“Whenever you look at the overall picture on these big budgets, you’ve got to look at the different organizations you belong to,” he said.
Mathers, also a member of the Associated Governments of Northwest Colorado board, said budget concerns of local counties were the main reason AGNC decided to eliminate its director position.
AGNC is a lobbying organization that voices the concerns of its members to state lawmakers, among other duties. Five counties in Northwest Colorado and various other local governments belong to AGNC, which has about 16 representatives, director Aron Diaz said.
At a Sept. 9 meeting, the AGNC board proposed dropping its membership dues from $21,000 per year to $6,000. The drop in dues and in AGNC’s overall budget has not been finalized, however.
“By lowering everybody’s dues to where they could belong to it, there was no money left for a director,” Mathers said.
Diaz said his last day will be Sept. 30.
“We are having hard times, not just at the county level, but at the state level right now,” Diaz said. “It is their decision to cut where they want to cut.”
Mathers said AGNC cutting its director position should not affect the organization’s current lobbying efforts or actions.
One such AGNC action is a recent request for a judicial review of the Colorado Air Quality Control Commission’s decision to not allow public input on Xcel’s emission reduction plans required by Colorado House Bill 10-1365.
Without the director position, Diaz said, AGNC members may have to take on more of the organization’s responsibilities in the future.

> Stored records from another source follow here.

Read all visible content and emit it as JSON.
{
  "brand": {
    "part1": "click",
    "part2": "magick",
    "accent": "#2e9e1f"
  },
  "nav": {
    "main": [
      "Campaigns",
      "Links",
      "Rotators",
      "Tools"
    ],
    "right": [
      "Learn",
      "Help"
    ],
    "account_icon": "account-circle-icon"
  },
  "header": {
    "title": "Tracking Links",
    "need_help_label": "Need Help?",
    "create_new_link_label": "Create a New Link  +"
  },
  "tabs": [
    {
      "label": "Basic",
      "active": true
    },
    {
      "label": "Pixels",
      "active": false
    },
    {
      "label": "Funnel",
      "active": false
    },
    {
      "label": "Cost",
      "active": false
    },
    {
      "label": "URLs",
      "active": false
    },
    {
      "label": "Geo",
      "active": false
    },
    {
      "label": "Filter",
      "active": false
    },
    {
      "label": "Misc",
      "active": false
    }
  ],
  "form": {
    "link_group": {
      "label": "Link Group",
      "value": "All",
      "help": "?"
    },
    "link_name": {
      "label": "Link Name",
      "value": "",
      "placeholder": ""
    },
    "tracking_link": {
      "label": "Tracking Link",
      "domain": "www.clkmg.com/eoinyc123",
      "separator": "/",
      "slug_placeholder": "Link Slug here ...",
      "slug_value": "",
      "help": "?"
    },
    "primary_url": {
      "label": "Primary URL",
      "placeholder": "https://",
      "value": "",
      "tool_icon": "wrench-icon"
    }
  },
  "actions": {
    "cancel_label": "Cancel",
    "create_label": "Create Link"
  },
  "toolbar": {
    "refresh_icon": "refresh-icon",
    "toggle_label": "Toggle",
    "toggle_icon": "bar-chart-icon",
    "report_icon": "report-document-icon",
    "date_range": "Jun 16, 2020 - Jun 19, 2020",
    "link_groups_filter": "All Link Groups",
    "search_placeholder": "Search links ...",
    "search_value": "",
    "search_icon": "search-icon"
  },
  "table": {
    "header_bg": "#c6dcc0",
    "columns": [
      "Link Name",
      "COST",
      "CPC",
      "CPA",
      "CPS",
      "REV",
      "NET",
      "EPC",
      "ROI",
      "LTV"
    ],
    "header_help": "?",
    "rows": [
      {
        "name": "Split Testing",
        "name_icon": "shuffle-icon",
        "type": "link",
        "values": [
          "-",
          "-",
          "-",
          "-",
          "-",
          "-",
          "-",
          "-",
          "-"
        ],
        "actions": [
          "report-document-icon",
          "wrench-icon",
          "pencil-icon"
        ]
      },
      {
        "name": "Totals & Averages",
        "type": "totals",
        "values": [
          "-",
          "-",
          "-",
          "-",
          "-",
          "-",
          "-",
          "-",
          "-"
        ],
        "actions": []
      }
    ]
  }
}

“It is going to be a challenge for them that I think they are going to have to meet by stepping up and taking a greater role in the organization to keep it together, so that this region can be one voice,” he said.
The AGNC board offered to keep Diaz’ position through the end of the year, but Diaz decided to leave sooner to save the counties money, he said.
“If we are about saving money, we should try to save as much money as we can,” he said. “Let’s just do this sooner rather than later, and figure out a way that we can make it as easy as possible for me and for the local governments.”
Mathers said some counties and other local governments considered pulling their membership from the organization because of budget concerns.
“Nobody wanted to do it,” he said of cutting the director position. “But, it was that or have members drop out of AGNC … and if any one major contributor dropped out, it was probably going to destroy AGNC.”
Mathers said Moffat County and others need to be part of AGNC because “that is our voice.”
“There is a little bit of power in unity, and we can’t have one county saying, ‘We want this’ and another county saying, ‘They want that,’” he said. “Although, here in the past, it hasn’t made any difference because (lawmakers) are not listening to the counties, anyways.”
Doug Monger, a Routt County commissioner and AGNC board chairman, said he proposed cutting the director position because it was “the only place left to cut.”
“It was my proposal to come up with a skeletal organization that continues to function and continues to provide an opportunity where all five counties, and the municipalities in those counties, can have … a continuing dialogue and address the issues that we are addressing,” he said.
Monger said AGNC would likely try to hire a contract lobbyist from Denver to “continue having a presence at the legislature.”
AGNC cutting its executive director, however, may not be permanent, Monger said.
“Hopefully we’ll have an opportunity to readdress the situation and ask all of our members to pony up a little bit more money when all of our times are a little bit better, and can move forward and have that offer,” he said.